This gave me the best shot at understanding design principles, the philosophies behind early stage design, feedback collection, customer usage, iterations, north stars, metrics and several logic that centered any product.
Few questions for you (Please feel free to reply in the comments) ;
a. What does product management mean to you? Without taking a cursory google search?
b. Do you ever wish you were in charge to decide the direction of those favorite services you love to use?
c. If you could, how likely are you to build a features shelf for your favorite Apps.
d. Who do you love the most, your customer or your shiny App?
Fast track to 2nd year, I had journeyed into Microsoft products, XP,Vista, Active directory, networking and other new technologies. I had written over 20 of those certifications whilst in college, just for knowledge sake. The idea was to dive deep enough to predict the future of these technologies and where they were headed, hence I moved quite swiftly with the times.
With every new product I could lay my hands on, I would naturally critique them, the amount of time it took me to login, good/bad user experience and generally how I perceived the product or service. This was meant for my use only. Between 2005–2009, I had critiqued over 30 products from dating apps, to enterprise services, to productivity tools, peer-to-peer services and co. I just had fun doing it.
I pivoted from product management (or so i thought) in my final year and took on web development in PHP/C# stacks. Biggest influence to this, was my quite consuming final year dissertation. This led me to explore a different aspect to design thinking from a developer perspective. Applying my dev. know-how and with the help of an old friend, I built 2 websites that drove 200,000+ unique visitors and also co-founded a successful certification training startup that trained over 200 students in its first 4 months. That startup died anyway :( .
I found my way back to the customer centric based side of things when I realized too much of my design principles as a developer was based on how i wanted the subscribers to interface with the products. That made me really guilty and I reverted to my old normal.
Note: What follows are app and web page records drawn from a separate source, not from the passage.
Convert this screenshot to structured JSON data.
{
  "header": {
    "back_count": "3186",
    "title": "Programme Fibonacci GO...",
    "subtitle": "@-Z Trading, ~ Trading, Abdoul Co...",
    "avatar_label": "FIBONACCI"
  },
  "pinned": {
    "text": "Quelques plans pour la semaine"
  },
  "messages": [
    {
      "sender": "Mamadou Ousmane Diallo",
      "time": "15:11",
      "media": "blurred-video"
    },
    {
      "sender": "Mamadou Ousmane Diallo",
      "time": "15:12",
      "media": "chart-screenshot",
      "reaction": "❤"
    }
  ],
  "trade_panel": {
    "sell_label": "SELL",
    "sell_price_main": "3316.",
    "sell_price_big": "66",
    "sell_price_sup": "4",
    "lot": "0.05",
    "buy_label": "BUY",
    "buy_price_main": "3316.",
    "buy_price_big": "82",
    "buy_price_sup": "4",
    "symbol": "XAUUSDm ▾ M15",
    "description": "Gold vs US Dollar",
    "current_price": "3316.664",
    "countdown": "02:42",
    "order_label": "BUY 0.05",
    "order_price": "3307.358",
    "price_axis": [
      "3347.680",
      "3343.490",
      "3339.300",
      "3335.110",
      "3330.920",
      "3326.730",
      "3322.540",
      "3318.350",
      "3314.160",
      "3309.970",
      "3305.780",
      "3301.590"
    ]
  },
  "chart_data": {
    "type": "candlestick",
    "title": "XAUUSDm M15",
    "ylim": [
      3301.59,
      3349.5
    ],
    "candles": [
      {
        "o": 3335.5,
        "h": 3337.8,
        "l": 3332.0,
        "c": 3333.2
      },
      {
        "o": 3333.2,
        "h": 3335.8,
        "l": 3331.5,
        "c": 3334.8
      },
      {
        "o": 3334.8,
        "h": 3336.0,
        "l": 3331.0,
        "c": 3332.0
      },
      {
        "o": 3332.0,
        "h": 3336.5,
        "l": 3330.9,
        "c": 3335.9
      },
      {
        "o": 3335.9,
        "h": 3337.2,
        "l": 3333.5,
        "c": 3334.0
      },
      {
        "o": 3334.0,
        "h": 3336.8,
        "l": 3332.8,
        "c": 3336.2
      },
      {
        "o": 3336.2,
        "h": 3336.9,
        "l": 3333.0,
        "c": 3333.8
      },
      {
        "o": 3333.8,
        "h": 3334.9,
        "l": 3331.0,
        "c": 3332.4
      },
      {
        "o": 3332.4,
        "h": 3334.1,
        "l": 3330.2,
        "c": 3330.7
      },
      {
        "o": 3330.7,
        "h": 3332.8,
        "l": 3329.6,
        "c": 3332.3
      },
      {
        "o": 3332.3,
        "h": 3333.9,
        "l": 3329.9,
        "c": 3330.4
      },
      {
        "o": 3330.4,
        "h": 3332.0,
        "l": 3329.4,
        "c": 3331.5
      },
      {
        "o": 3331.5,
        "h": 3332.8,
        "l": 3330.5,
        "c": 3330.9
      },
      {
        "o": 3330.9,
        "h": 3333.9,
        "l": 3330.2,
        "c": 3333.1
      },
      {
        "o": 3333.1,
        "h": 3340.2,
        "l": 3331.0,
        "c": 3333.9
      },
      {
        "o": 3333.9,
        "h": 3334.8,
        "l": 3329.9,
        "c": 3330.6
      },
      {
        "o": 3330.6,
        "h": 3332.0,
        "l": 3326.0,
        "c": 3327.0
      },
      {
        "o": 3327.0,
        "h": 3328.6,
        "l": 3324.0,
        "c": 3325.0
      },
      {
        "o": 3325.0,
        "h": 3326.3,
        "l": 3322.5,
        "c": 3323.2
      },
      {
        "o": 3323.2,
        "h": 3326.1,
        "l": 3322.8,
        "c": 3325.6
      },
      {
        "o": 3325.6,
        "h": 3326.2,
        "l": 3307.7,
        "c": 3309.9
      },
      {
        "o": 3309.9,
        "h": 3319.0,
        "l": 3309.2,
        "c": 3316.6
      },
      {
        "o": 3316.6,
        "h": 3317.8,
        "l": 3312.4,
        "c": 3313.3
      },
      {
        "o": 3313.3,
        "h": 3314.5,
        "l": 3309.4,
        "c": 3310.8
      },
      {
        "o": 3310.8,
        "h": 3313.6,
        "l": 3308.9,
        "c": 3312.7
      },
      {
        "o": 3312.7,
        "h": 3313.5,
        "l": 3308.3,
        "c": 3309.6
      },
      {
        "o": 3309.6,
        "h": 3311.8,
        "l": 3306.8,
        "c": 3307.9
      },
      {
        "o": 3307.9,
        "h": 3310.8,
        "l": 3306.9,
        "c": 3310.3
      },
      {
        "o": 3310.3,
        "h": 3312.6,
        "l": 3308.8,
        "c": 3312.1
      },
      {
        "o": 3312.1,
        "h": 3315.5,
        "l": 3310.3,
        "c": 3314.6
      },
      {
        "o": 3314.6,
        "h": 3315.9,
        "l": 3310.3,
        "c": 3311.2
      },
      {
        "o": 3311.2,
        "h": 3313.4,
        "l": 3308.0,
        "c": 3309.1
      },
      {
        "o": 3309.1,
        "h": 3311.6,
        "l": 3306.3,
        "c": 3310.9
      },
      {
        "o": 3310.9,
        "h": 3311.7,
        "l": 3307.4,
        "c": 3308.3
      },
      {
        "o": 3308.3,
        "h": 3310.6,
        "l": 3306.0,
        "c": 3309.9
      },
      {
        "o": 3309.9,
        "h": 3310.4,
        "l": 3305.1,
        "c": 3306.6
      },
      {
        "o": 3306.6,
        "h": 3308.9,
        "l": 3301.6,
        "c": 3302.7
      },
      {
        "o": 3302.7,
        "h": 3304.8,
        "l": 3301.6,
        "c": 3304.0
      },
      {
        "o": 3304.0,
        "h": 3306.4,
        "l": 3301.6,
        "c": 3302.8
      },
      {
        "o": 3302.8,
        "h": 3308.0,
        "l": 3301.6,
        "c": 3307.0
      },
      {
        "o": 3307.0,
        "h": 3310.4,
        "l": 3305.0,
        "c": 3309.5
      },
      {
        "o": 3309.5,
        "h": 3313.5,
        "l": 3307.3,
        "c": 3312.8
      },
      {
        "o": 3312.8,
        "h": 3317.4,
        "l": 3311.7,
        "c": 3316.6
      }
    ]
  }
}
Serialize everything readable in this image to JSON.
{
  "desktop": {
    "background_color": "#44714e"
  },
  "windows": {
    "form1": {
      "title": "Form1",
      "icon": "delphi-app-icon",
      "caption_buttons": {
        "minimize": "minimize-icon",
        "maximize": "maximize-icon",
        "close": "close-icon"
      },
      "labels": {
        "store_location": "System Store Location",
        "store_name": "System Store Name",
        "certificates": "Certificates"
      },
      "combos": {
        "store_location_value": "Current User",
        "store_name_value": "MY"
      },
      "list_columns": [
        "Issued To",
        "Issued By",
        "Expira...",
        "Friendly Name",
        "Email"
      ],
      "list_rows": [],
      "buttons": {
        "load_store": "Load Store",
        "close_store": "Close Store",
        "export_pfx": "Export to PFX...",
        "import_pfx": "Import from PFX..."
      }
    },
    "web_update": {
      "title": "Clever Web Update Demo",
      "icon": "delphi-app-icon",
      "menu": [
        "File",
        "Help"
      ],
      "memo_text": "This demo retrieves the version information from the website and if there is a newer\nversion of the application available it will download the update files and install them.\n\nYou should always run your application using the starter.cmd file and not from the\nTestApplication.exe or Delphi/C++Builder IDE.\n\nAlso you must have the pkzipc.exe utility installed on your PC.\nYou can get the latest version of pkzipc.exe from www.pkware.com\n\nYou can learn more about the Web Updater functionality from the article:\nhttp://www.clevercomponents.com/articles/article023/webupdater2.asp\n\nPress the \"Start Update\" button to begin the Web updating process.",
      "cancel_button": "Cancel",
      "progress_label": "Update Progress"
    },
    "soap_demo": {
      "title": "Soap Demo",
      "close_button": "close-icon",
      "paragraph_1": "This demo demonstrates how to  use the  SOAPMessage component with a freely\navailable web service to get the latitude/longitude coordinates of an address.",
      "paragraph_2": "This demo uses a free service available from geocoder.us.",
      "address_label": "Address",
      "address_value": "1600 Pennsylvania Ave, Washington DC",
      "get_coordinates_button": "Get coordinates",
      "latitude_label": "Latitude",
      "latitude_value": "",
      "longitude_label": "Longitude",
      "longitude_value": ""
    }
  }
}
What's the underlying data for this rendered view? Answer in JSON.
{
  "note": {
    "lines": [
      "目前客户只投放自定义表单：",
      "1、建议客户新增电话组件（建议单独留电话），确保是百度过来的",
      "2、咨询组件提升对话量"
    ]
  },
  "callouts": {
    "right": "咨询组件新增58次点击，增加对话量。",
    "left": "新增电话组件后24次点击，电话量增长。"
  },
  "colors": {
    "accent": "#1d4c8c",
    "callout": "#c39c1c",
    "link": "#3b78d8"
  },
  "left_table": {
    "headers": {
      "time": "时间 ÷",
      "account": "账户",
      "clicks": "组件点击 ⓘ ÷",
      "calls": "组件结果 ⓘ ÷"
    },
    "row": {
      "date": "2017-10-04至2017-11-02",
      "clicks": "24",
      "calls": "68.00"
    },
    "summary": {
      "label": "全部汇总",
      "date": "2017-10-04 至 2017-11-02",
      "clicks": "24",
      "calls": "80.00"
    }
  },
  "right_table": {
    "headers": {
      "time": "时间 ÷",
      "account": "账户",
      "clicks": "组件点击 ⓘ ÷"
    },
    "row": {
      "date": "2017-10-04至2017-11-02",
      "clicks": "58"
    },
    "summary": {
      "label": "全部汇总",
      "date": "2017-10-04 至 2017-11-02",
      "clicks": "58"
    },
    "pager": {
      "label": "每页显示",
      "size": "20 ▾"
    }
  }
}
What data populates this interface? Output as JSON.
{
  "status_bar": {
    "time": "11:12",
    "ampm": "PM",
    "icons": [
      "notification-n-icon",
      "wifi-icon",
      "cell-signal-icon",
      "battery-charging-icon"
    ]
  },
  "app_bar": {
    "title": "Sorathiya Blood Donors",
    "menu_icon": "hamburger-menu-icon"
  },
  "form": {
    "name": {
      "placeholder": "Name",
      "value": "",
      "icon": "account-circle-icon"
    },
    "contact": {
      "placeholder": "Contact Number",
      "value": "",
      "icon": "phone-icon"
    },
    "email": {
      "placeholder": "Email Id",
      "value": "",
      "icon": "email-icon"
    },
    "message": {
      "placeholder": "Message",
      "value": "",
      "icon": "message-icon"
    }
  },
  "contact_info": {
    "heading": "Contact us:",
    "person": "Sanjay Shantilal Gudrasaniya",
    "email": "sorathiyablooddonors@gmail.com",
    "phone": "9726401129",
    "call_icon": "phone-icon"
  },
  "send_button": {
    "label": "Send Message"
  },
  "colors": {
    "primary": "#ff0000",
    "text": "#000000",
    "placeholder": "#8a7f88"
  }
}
Anyone pivoting into products management must be ready to think like the customer , 99%, popularly referred to as empathy”.
Are you ready to take this jump? Here below are some lessons I believe every product manager should learn from the above ;
- Develop a product mindset for everything you do — Life is a product and everyday is an iteration. Every time you encounter a glitch in an app, gradually critique them and cohesively maintain that list.
2. You will need to write a lot. Product Managers do a lot of writing — from user requirements, to user stories, road maps, empathy maps and co. Writing is a great excuse to read.
3. You do not need to learn to learn a programming language — Based on my experience, I personally recommend that you learn basic SQL.
4. You must be open to learning widely about how products work and keeping abreast of how designs, data and market trends to understand how everything connects and enables one another.
Episode 2 will focus on — Paths into product management, product manager mistakes and how to avoid them and the most important skills to build.
TELEGRAM FOCUS GROUP
The Product Management Telegram group link will be shared in Episode 2. It features — Tens of PM tools, exclusive resources that has guided me on my 10 year product management journey, co-building simple products and guiding you through the entire lifecycle, critical thinking on improving existing products, access to other product mentors, and many more.
Please know that I am happy to read your comments with any questions you may have. I would be responding to them as well.
See you on the next post.